Data about app and page elements
+ + + + +

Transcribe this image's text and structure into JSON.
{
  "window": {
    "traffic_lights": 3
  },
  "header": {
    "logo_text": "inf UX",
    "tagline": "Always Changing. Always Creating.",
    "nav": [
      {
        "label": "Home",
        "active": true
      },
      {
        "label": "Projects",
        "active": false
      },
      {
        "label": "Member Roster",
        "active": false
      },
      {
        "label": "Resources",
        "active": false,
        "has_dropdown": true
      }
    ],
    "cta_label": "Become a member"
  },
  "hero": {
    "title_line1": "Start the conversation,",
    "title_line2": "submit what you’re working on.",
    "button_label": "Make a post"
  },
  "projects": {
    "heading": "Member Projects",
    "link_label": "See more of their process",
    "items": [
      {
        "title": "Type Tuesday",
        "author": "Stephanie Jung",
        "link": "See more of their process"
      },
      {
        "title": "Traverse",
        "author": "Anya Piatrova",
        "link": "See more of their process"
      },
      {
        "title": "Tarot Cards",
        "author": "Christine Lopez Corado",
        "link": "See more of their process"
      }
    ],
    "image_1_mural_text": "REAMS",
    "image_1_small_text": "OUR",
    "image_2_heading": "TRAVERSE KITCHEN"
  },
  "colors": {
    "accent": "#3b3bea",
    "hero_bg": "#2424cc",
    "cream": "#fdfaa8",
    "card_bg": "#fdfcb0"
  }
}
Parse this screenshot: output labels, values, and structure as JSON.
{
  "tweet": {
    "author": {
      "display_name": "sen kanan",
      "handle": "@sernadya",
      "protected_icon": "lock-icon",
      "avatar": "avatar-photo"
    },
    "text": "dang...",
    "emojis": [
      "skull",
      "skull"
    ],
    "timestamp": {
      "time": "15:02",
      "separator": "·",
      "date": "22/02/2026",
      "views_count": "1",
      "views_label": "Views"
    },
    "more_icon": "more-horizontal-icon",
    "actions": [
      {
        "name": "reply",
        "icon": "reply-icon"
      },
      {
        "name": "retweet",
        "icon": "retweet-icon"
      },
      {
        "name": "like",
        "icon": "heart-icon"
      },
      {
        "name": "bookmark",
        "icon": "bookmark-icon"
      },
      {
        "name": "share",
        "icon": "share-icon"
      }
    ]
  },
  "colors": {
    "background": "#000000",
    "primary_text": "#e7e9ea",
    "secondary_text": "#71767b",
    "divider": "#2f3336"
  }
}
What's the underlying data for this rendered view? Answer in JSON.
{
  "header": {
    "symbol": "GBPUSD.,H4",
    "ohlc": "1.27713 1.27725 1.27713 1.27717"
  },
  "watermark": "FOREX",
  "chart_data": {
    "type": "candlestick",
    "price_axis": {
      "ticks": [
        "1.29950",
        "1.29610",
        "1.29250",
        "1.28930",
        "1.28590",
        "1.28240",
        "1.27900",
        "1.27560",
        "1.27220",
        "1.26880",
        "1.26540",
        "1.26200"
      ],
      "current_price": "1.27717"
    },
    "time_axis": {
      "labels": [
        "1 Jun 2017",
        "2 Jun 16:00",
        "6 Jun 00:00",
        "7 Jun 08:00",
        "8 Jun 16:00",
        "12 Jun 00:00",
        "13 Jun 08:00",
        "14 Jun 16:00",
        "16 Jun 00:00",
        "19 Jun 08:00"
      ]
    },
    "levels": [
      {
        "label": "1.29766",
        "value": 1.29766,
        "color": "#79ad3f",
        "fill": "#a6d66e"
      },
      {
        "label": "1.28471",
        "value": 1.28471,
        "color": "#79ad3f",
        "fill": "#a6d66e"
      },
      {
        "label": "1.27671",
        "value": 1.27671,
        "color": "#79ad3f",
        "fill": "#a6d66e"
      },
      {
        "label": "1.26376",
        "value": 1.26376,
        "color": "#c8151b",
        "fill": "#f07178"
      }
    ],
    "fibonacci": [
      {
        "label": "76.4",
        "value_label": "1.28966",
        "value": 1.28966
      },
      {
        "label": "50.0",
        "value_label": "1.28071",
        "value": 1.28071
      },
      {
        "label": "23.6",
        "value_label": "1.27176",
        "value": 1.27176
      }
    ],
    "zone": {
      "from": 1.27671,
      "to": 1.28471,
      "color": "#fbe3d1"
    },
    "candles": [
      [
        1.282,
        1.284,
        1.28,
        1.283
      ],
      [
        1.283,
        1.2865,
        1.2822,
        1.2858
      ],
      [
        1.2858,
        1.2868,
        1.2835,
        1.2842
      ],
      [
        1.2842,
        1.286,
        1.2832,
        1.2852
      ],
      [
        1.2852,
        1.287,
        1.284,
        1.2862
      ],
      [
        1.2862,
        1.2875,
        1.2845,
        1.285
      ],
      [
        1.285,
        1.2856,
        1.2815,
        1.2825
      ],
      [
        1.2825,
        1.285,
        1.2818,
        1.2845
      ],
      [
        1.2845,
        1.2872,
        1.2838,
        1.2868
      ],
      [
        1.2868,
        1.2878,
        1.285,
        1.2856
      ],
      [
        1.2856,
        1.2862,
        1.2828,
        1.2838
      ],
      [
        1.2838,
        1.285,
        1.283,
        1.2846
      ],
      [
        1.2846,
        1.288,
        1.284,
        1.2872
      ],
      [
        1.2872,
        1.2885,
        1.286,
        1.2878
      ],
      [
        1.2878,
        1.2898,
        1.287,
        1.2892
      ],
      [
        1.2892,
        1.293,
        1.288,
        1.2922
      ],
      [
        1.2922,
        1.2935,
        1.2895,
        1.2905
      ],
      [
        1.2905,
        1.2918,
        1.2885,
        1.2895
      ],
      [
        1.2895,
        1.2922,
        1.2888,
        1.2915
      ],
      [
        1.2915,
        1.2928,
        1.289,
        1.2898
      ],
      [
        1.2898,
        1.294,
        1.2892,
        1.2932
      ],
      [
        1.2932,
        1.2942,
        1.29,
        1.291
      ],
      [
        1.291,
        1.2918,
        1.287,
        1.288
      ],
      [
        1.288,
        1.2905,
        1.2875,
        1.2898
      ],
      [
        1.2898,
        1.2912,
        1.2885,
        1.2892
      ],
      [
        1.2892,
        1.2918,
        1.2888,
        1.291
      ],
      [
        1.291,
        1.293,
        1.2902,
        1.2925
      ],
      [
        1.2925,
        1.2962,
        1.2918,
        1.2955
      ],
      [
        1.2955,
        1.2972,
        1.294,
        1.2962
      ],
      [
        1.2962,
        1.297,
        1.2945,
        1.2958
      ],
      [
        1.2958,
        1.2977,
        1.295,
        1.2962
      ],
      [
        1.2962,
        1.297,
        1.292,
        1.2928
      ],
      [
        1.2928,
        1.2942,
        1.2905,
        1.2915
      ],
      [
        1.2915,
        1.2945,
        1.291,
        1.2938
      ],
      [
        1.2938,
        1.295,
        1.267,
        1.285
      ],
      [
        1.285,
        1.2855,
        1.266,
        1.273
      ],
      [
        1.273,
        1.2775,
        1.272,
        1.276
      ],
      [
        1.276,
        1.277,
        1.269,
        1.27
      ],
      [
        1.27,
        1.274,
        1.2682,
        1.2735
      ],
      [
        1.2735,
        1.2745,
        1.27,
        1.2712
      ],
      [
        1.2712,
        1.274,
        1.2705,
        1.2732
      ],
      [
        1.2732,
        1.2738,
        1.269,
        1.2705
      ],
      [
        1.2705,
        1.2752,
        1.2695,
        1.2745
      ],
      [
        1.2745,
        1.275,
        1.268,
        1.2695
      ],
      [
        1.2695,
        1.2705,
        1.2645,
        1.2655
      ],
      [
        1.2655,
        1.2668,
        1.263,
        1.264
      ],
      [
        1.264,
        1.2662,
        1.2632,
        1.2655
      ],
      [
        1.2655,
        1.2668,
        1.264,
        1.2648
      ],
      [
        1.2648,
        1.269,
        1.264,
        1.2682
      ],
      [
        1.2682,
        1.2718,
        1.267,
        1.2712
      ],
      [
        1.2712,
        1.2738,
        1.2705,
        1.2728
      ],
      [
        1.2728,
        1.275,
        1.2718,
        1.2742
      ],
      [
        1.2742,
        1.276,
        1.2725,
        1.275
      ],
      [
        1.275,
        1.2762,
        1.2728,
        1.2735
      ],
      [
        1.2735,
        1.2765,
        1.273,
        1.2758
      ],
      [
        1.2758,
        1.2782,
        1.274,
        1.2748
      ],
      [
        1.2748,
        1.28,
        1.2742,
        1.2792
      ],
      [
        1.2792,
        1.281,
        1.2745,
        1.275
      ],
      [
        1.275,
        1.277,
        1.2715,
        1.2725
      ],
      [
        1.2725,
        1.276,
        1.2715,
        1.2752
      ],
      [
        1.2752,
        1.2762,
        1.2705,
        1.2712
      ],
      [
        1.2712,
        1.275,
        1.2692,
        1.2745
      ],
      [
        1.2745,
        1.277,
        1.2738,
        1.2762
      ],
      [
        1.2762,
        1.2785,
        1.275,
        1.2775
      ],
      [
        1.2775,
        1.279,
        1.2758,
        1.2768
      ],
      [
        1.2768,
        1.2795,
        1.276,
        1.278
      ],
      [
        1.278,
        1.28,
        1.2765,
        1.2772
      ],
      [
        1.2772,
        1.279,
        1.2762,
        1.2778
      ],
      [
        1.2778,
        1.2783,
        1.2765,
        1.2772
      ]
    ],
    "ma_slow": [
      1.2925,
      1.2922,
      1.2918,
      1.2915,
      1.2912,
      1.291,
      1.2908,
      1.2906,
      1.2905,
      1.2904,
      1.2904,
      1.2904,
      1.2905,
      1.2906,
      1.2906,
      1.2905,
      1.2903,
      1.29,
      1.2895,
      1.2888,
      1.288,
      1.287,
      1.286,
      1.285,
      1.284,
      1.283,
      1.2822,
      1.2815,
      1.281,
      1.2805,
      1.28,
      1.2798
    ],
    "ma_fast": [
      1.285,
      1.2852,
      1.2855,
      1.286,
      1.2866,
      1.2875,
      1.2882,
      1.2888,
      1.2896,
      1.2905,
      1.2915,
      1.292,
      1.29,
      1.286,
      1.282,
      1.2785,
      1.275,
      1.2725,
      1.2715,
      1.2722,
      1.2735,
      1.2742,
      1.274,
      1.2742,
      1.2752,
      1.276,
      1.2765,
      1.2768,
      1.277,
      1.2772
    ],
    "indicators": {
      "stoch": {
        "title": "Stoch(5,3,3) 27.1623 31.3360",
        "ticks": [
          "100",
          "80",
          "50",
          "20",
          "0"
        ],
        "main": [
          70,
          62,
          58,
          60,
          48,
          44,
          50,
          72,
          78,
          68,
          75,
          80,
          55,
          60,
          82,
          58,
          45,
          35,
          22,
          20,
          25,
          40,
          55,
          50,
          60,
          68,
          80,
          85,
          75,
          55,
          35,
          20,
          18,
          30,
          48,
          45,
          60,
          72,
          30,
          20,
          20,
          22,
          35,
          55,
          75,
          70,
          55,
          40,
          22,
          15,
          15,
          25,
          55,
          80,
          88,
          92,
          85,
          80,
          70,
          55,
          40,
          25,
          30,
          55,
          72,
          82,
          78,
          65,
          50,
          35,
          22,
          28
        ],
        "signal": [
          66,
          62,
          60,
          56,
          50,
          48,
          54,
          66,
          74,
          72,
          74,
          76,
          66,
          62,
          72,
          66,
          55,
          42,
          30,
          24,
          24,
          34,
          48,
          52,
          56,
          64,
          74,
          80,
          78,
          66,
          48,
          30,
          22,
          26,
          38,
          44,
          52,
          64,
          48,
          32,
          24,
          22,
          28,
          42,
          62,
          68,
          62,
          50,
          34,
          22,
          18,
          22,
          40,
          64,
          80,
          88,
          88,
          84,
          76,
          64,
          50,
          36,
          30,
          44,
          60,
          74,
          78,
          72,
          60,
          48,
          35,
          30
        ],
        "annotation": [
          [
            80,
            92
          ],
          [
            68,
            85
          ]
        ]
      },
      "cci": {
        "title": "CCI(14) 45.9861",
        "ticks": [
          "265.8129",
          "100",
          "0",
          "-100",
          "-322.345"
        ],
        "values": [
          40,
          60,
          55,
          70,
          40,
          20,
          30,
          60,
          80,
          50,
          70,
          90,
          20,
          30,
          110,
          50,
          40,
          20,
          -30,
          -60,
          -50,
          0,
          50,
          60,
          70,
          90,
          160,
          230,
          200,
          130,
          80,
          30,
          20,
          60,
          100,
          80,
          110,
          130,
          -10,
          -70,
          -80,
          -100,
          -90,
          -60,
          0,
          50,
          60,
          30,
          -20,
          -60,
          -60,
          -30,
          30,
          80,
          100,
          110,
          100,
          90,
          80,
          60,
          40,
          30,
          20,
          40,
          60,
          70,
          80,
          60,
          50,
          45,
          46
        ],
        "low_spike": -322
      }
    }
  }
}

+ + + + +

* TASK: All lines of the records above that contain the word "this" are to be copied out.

* EXERCISE SOLUTION:
Transcribe this image's text and structure into JSON.
Parse this screenshot: output labels, values, and structure as JSON.
What's the underlying data for this rendered view? Answer in JSON.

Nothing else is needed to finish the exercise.